    As of April 6, the most recent report from the Illinois Department of Public Health suggests that there have been at least 95 cases of suspected synthetic cannabis use since March 7, including the deaths of two in Cook County and Kane County. While there were at least 25 cases in each of Chicago, Peoria and Tazewell County, there were also reported cases within Livingston County’s neighbors: two in Kankakee County and one in McLean.
    Pontiac Police Maj. Dan Davis said that, as of yet, there had been no reported or suspected cases of synthetic cannabinoid poisonings in Pontiac. MaLinda Hill, administrator of the Livingston County Health Department, said that she had not yet seen signs of usage in the wider county, either.
    But given the cannabinoid’s proximity to the area, the county’s health department warned that some victims have experienced severe bleeding, such as coughing up blood, having blood in the urine, experiencing severe bloody noses and/or having bleeding gums after using synthetic cannabinoids.

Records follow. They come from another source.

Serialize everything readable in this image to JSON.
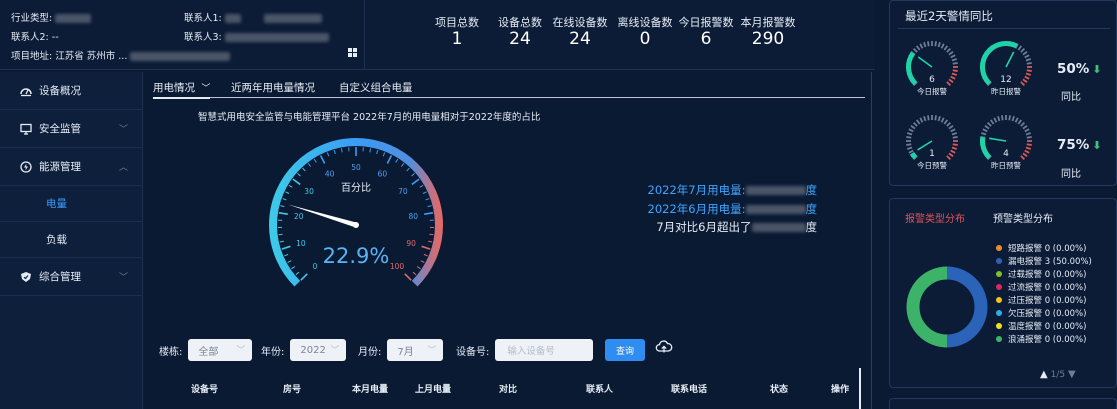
{
  "info": {
    "industry_label": "行业类型:",
    "contact1_label": "联系人1:",
    "contact2_label": "联系人2:",
    "contact2_value": "--",
    "contact3_label": "联系人3:",
    "address_label": "项目地址:",
    "address_value": "江苏省 苏州市 ..."
  },
  "stats": [
    {
      "label": "项目总数",
      "value": "1"
    },
    {
      "label": "设备总数",
      "value": "24"
    },
    {
      "label": "在线设备数",
      "value": "24"
    },
    {
      "label": "离线设备数",
      "value": "0"
    },
    {
      "label": "今日报警数",
      "value": "6"
    },
    {
      "label": "本月报警数",
      "value": "290"
    }
  ],
  "sidebar": {
    "items": [
      {
        "label": "设备概况",
        "icon": "dashboard-icon"
      },
      {
        "label": "安全监管",
        "icon": "monitor-icon"
      },
      {
        "label": "能源管理",
        "icon": "energy-icon"
      },
      {
        "label": "电量",
        "icon": ""
      },
      {
        "label": "负载",
        "icon": ""
      },
      {
        "label": "综合管理",
        "icon": "shield-icon"
      }
    ]
  },
  "tabs": [
    "用电情况",
    "近两年用电量情况",
    "自定义组合电量"
  ],
  "subtitle": "智慧式用电安全监管与电能管理平台 2022年7月的用电量相对于2022年度的占比",
  "gauge": {
    "title": "百分比",
    "value_text": "22.9%",
    "value": 22.9,
    "ticks": [
      "0",
      "10",
      "20",
      "30",
      "40",
      "50",
      "60",
      "70",
      "80",
      "90",
      "100"
    ]
  },
  "compare": {
    "line1": "2022年7月用电量:",
    "line1_suffix": "度",
    "line2": "2022年6月用电量:",
    "line2_suffix": "度",
    "line3": "7月对比6月超出了",
    "line3_suffix": "度"
  },
  "filters": {
    "building_label": "楼栋:",
    "building_value": "全部",
    "year_label": "年份:",
    "year_value": "2022",
    "month_label": "月份:",
    "month_value": "7月",
    "device_label": "设备号:",
    "device_placeholder": "输入设备号",
    "query_label": "查询"
  },
  "table_headers": [
    "设备号",
    "房号",
    "本月电量",
    "上月电量",
    "对比",
    "联系人",
    "联系电话",
    "状态",
    "操作"
  ],
  "right1": {
    "title": "最近2天警情同比",
    "rows": [
      {
        "g1_value": "6",
        "g1_label": "今日报警",
        "g2_value": "12",
        "g2_label": "昨日报警",
        "pct": "50%",
        "trend": "同比"
      },
      {
        "g1_value": "1",
        "g1_label": "今日预警",
        "g2_value": "4",
        "g2_label": "昨日预警",
        "pct": "75%",
        "trend": "同比"
      }
    ]
  },
  "right2": {
    "tab_active": "报警类型分布",
    "tab_other": "预警类型分布",
    "legend": [
      {
        "label": "短路报警 0 (0.00%)",
        "color": "#f08c2e"
      },
      {
        "label": "漏电报警 3 (50.00%)",
        "color": "#2b63b8"
      },
      {
        "label": "过载报警 0 (0.00%)",
        "color": "#7cc02b"
      },
      {
        "label": "过流报警 0 (0.00%)",
        "color": "#d8295e"
      },
      {
        "label": "过压报警 0 (0.00%)",
        "color": "#f5c217"
      },
      {
        "label": "欠压报警 0 (0.00%)",
        "color": "#2ab0e8"
      },
      {
        "label": "温度报警 0 (0.00%)",
        "color": "#f0e020"
      },
      {
        "label": "浪涌报警 0 (0.00%)",
        "color": "#3db36a"
      }
    ],
    "donut": [
      {
        "name": "漏电报警",
        "value": 3,
        "color": "#2b63b8"
      },
      {
        "name": "浪涌报警",
        "value": 3,
        "color": "#3db36a"
      }
    ],
    "pager": "1/5"
  },
  "colors": {
    "bg": "#0b1a33",
    "accent": "#3b9cff",
    "alarm_red": "#e05555",
    "teal": "#1fd3a8"
  }
}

Several of these cases have tested positive for brodifacoum, a lethal anticoagulant often used as a rodenticide, or rat poison.
    “While Livingston County has not seen any cases of severe bleeding caused by synthetic cannabinoid use yet, the number of people experiencing severe bleeding after using the synthetic drug is still increasing in the region,” the Livingston County Health Department stated in a release. “We will continue to work with state and federal public health officials to try to identify common products and where it’s coming from. We strongly urge everyone not to use synthetic cannabinoids.”
    The LCHD said that synthetic cannabinoids are manmade, mind-altering chemicals that are sprayed on to dried plant material, and that they can be smoked or sold as liquids to be vaporized in e-cigarettes and other devices; the chemicals are referred to as cannabinoids because they are similar to chemicals found in the marijuana plant, the health department added, but noted that the health effects from using synthetic cannabinoids, even without rat poison, can be unpredictable, harmful and deadly.
    The now-national notoriety of Illinois’s fake marijuana laced with rat poison is not necessarily a new story — rather, it’s a tragic twist on an old one: at the turn of the decade, synthetic cannabinoids were a legal product, albeit one with a dubious reputation. After the death of Aurora teen Max Dobner in June 2011, the state began cracking down, enacting Max’s Law in 2012 that outlawed possession of synthetic marijuana.
    However, the chemists of the illegal drugs have used and continue to use legal loopholes extant in many states that allows the cannabinoids to be chemically altered just enough to avoid the bans. And perhaps an imposter pot crafted with rat poison is the latest consequence — or just the tip of the iceberg.
    “Anytime you have a lethal anticoagulant, it is very dangerous, medically speaking, because you could bleed to death very easily,” she said. “Drugs change, and people change drugs so that they can make money off of them. When you’re desperate to purchase drugs, it’s very difficult to know what it is, exactly, that you’re purchasing.
    “So family members need to watch, and if you notice that someone is bleeding more in general, or is passed out and is bleeding, call the ambulance and get help right away.”